- **TRY IT**
Leave out the pictures and repeat the data exactly.

- **STORED DATA**
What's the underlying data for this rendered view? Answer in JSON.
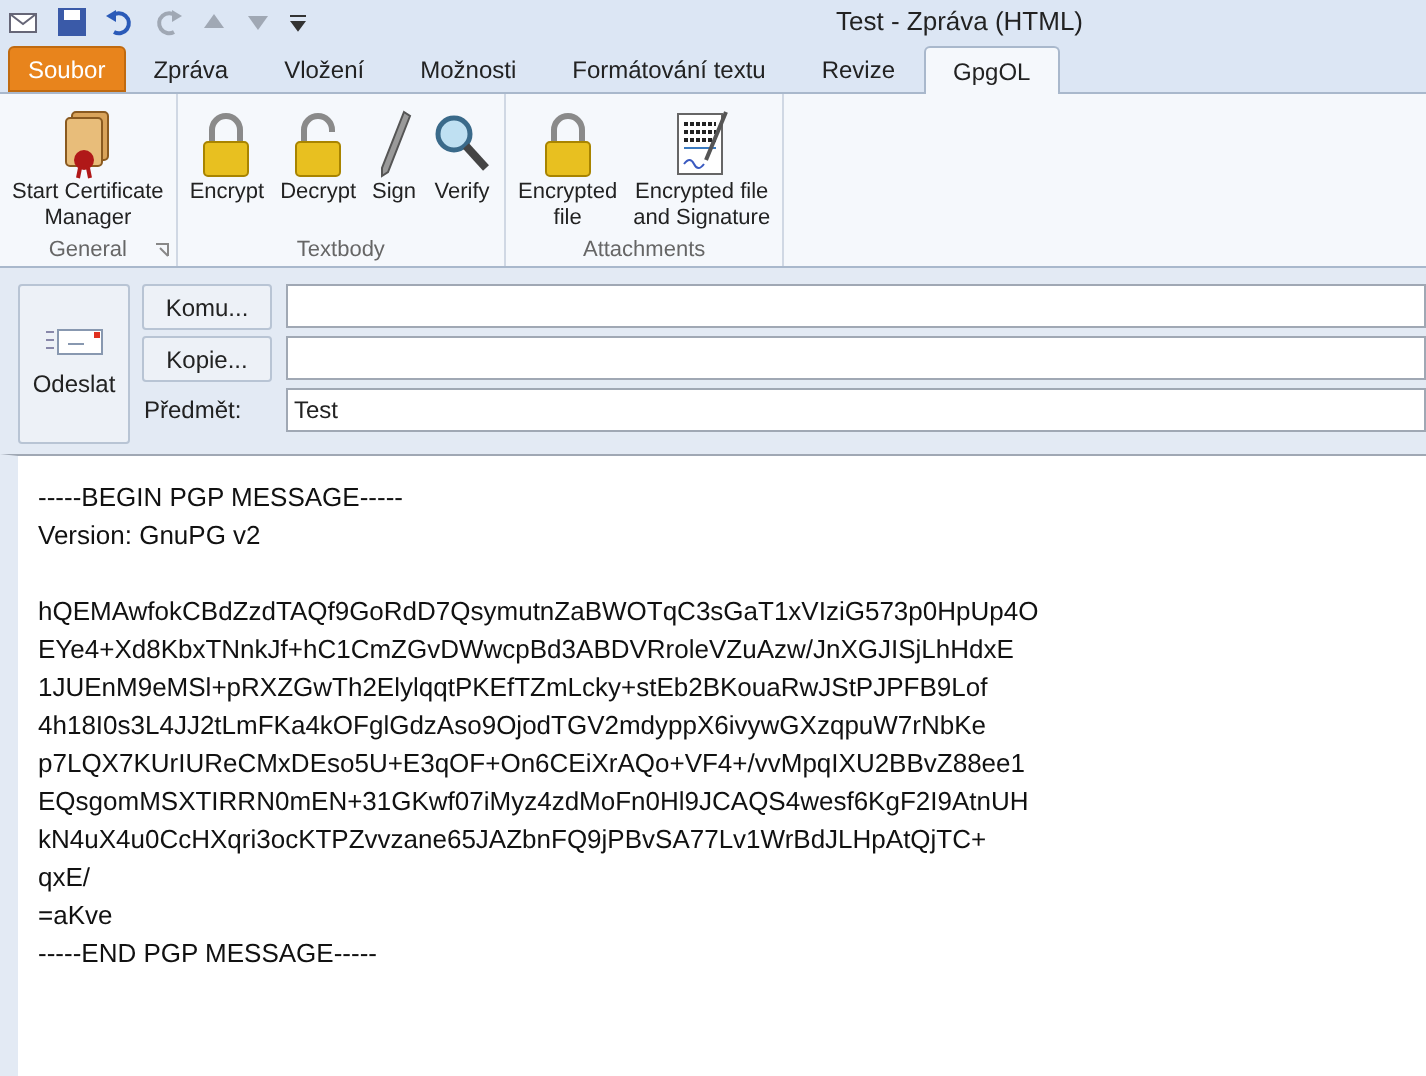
{
  "window": {
    "title": "Test  -  Zpráva (HTML)"
  },
  "tabs": [
    {
      "label": "Soubor",
      "kind": "file",
      "selected": false
    },
    {
      "label": "Zpráva",
      "kind": "tab",
      "selected": false
    },
    {
      "label": "Vložení",
      "kind": "tab",
      "selected": false
    },
    {
      "label": "Možnosti",
      "kind": "tab",
      "selected": false
    },
    {
      "label": "Formátování textu",
      "kind": "tab",
      "selected": false
    },
    {
      "label": "Revize",
      "kind": "tab",
      "selected": false
    },
    {
      "label": "GpgOL",
      "kind": "tab",
      "selected": true
    }
  ],
  "ribbon_groups": [
    {
      "label": "General",
      "launcher": true,
      "buttons": [
        {
          "label": [
            "Start Certificate",
            "Manager"
          ],
          "kind": "certificate"
        }
      ]
    },
    {
      "label": "Textbody",
      "launcher": false,
      "buttons": [
        {
          "label": [
            "Encrypt"
          ],
          "kind": "lock"
        },
        {
          "label": [
            "Decrypt"
          ],
          "kind": "unlock"
        },
        {
          "label": [
            "Sign"
          ],
          "kind": "pen"
        },
        {
          "label": [
            "Verify"
          ],
          "kind": "magnifier"
        }
      ]
    },
    {
      "label": "Attachments",
      "launcher": false,
      "buttons": [
        {
          "label": [
            "Encrypted",
            "file"
          ],
          "kind": "lock"
        },
        {
          "label": [
            "Encrypted file",
            "and Signature"
          ],
          "kind": "document"
        }
      ]
    }
  ],
  "compose": {
    "send": "Odeslat",
    "to_button": "Komu...",
    "cc_button": "Kopie...",
    "subject_label": "Předmět:",
    "subject_value": "Test"
  },
  "message": {
    "header": [
      "-----BEGIN PGP MESSAGE-----",
      "Version: GnuPG v2"
    ],
    "body": [
      "hQEMAwfokCBdZzdTAQf9GoRdD7QsymutnZaBWOTqC3sGaT1xVIziG573p0HpUp4O",
      "EYe4+Xd8KbxTNnkJf+hC1CmZGvDWwcpBd3ABDVRroleVZuAzw/JnXGJISjLhHdxE",
      "1JUEnM9eMSl+pRXZGwTh2ElylqqtPKEfTZmLcky+stEb2BKouaRwJStPJPFB9Lof",
      "4h18I0s3L4JJ2tLmFKa4kOFglGdzAso9OjodTGV2mdyppX6ivywGXzqpuW7rNbKe",
      "p7LQX7KUrIUReCMxDEso5U+E3qOF+On6CEiXrAQo+VF4+/vvMpqIXU2BBvZ88ee1",
      "EQsgomMSXTIRRN0mEN+31GKwf07iMyz4zdMoFn0Hl9JCAQS4wesf6KgF2I9AtnUH",
      "kN4uX4u0CcHXqri3ocKTPZvvzane65JAZbnFQ9jPBvSA77Lv1WrBdJLHpAtQjTC+",
      "qxE/",
      "=aKve",
      "-----END PGP MESSAGE-----"
    ]
  }
}
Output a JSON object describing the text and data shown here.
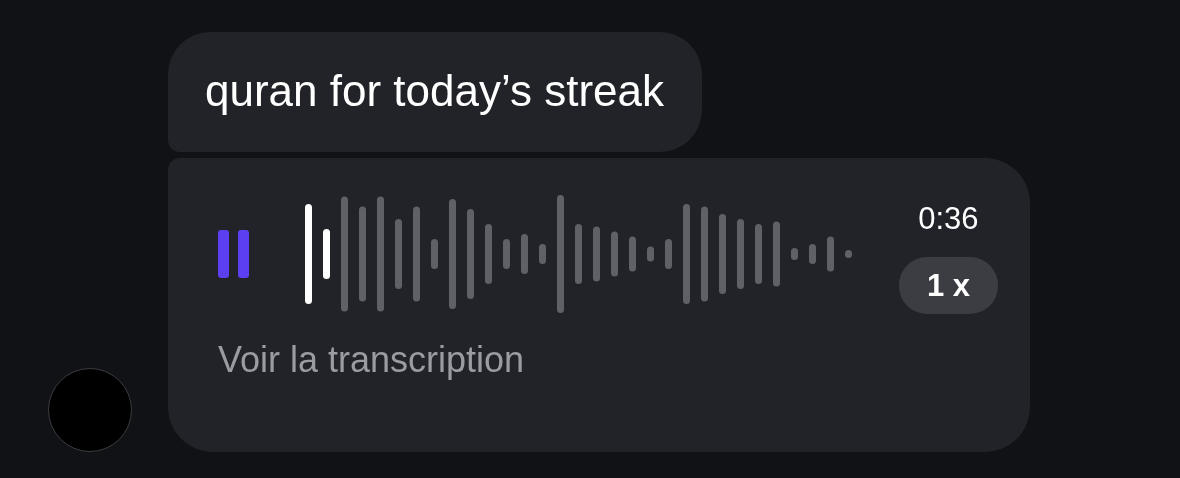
{
  "messages": [
    {
      "kind": "text",
      "text": "quran for today’s streak"
    },
    {
      "kind": "voice",
      "playing": true,
      "level": 0.06,
      "duration": "0:36",
      "speed": "1 x",
      "transcript_link": "Voir la transcription"
    }
  ],
  "avatar": {
    "kind": "blank"
  }
}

- **ANSWER TO THIS PROBLEM**
What's the underlying data for this rendered view? Answer in JSON.
{
  "window": {
    "title": "Test  -  Zpráva (HTML)"
  },
  "tabs": [
    {
      "label": "Soubor",
      "kind": "file",
      "selected": false
    },
    {
      "label": "Zpráva",
      "kind": "tab",
      "selected": false
    },
    {
      "label": "Vložení",
      "kind": "tab",
      "selected": false
    },
    {
      "label": "Možnosti",
      "kind": "tab",
      "selected": false
    },
    {
      "label": "Formátování textu",
      "kind": "tab",
      "selected": false
    },
    {
      "label": "Revize",
      "kind": "tab",
      "selected": false
    },
    {
      "label": "GpgOL",
      "kind": "tab",
      "selected": true
    }
  ],
  "ribbon_groups": [
    {
      "label": "General",
      "launcher": true,
      "buttons": [
        {
          "label": [
            "Start Certificate",
            "Manager"
          ],
          "kind": "certificate"
        }
      ]
    },
    {
      "label": "Textbody",
      "launcher": false,
      "buttons": [
        {
          "label": [
            "Encrypt"
          ],
          "kind": "lock"
        },
        {
          "label": [
            "Decrypt"
          ],
          "kind": "unlock"
        },
        {
          "label": [
            "Sign"
          ],
          "kind": "pen"
        },
        {
          "label": [
            "Verify"
          ],
          "kind": "magnifier"
        }
      ]
    },
    {
      "label": "Attachments",
      "launcher": false,
      "buttons": [
        {
          "label": [
            "Encrypted",
            "file"
          ],
          "kind": "lock"
        },
        {
          "label": [
            "Encrypted file",
            "and Signature"
          ],
          "kind": "document"
        }
      ]
    }
  ],
  "compose": {
    "send": "Odeslat",
    "to_button": "Komu...",
    "cc_button": "Kopie...",
    "subject_label": "Předmět:",
    "subject_value": "Test"
  },
  "message": {
    "header": [
      "-----BEGIN PGP MESSAGE-----",
      "Version: GnuPG v2"
    ],
    "body": [
      "hQEMAwfokCBdZzdTAQf9GoRdD7QsymutnZaBWOTqC3sGaT1xVIziG573p0HpUp4O",
      "EYe4+Xd8KbxTNnkJf+hC1CmZGvDWwcpBd3ABDVRroleVZuAzw/JnXGJISjLhHdxE",
      "1JUEnM9eMSl+pRXZGwTh2ElylqqtPKEfTZmLcky+stEb2BKouaRwJStPJPFB9Lof",
      "4h18I0s3L4JJ2tLmFKa4kOFglGdzAso9OjodTGV2mdyppX6ivywGXzqpuW7rNbKe",
      "p7LQX7KUrIUReCMxDEso5U+E3qOF+On6CEiXrAQo+VF4+/vvMpqIXU2BBvZ88ee1",
      "EQsgomMSXTIRRN0mEN+31GKwf07iMyz4zdMoFn0Hl9JCAQS4wesf6KgF2I9AtnUH",
      "kN4uX4u0CcHXqri3ocKTPZvvzane65JAZbnFQ9jPBvSA77Lv1WrBdJLHpAtQjTC+",
      "qxE/",
      "=aKve",
      "-----END PGP MESSAGE-----"
    ]
  }
}
Output a JSON object describing the text and data shown here.
{
  "messages": [
    {
      "kind": "text",
      "text": "quran for today’s streak"
    },
    {
      "kind": "voice",
      "playing": true,
      "level": 0.06,
      "duration": "0:36",
      "speed": "1 x",
      "transcript_link": "Voir la transcription"
    }
  ],
  "avatar": {
    "kind": "blank"
  }
}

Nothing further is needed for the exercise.